I made my way through the busy part of the medina, and one older man had called out to me, ”Espanol? Frances? English?", he said. I thought to myself, “Are the people prepared to communicate in all those languages?” He spoke brilliant English, and asked where I was from. By this point, I started saying "America" more commonly than I did the "United States", which is a term I adopted to delineate an ethnocentric vernacular that the United States took on when only being one country in North and South "America". Using the term America to describe the United States seems to be more recognized on this side of the hemisphere, however. Some people look puzzled whenever I say the United States. I do not really have the energy to explain why I would say the United States instead of America, though I have a feeling a may get in somewhat of a habit of saying “America” on this side of the hemisphere. When I say America, people then usually proceed to ask where in America, as took place in this conversation with the older man. When I say Colorado and people respond with a nod and a, "Ah, oh, COLORADO...", it takes me by surprise how people are familiar with the many states in the U.S. Now, however, or at least here in Marrakesh, I have a growing skepticism that surrounds whether if people are actually familiar with what Colorado is. It doesn't seem like such well known place that I would expect, like New York or California. It seems that many of the hagglers are aiming to connect or draw you in as well, so I feel a little distrusting from the start.

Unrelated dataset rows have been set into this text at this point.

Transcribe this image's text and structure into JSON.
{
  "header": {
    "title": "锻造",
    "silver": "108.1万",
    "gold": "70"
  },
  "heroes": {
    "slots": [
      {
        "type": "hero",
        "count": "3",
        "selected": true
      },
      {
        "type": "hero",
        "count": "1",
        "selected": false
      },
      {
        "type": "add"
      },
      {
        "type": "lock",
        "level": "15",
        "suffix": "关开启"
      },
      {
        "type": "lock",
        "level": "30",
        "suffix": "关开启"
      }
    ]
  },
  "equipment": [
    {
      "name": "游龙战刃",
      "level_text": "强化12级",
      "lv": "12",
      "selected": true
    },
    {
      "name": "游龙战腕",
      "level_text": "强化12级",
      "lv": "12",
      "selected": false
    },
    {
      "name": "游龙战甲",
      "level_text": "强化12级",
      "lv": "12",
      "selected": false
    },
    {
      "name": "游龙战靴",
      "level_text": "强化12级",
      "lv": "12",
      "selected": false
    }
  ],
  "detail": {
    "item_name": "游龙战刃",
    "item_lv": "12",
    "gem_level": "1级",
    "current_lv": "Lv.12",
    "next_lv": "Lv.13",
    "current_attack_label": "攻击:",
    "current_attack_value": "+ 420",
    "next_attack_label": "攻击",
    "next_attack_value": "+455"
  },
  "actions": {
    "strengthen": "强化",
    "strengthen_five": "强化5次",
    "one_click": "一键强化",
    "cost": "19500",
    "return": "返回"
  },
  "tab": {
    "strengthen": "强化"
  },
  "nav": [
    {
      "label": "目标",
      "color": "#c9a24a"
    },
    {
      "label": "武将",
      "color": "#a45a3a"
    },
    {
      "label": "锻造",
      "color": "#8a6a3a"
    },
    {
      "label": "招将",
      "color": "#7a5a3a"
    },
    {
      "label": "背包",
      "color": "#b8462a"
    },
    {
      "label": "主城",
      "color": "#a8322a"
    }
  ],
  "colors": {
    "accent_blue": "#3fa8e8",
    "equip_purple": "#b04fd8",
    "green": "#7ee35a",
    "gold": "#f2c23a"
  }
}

After talking with the man for a little bit, he brought up the leather market. I had read about this online, how the Berbers hand-made leather goods in big basins. He called out towards a guy and probably said something to the effect of "Bring her there, no charge". The guy and I walked towards the leather basins, and along the way we stopped by a mosque and he showed me different buildings, calling me sister as we weaved through the many passageways and random turns that this city held. I wonder what it would be like to grow up here, learning the maze of the lines of walls and shops as a child. I looked over at the man next to me, he looked incredibly skinny, and didn't look like a teenager but if he was closer to my age I wouldn't have noticed given his tiny frame and weight. He started to tell me about the leather basins, how the people are from the Atlas Mountains and they come from the city to I started to grow suspicious that this was a guide who was going to ask for money, and I said, "No cost right?" "No, no cost sister."
Thank you for visiting! This is my personal blog, where I write about social justice, geography, culture, and my own encounters and reflections from around the world.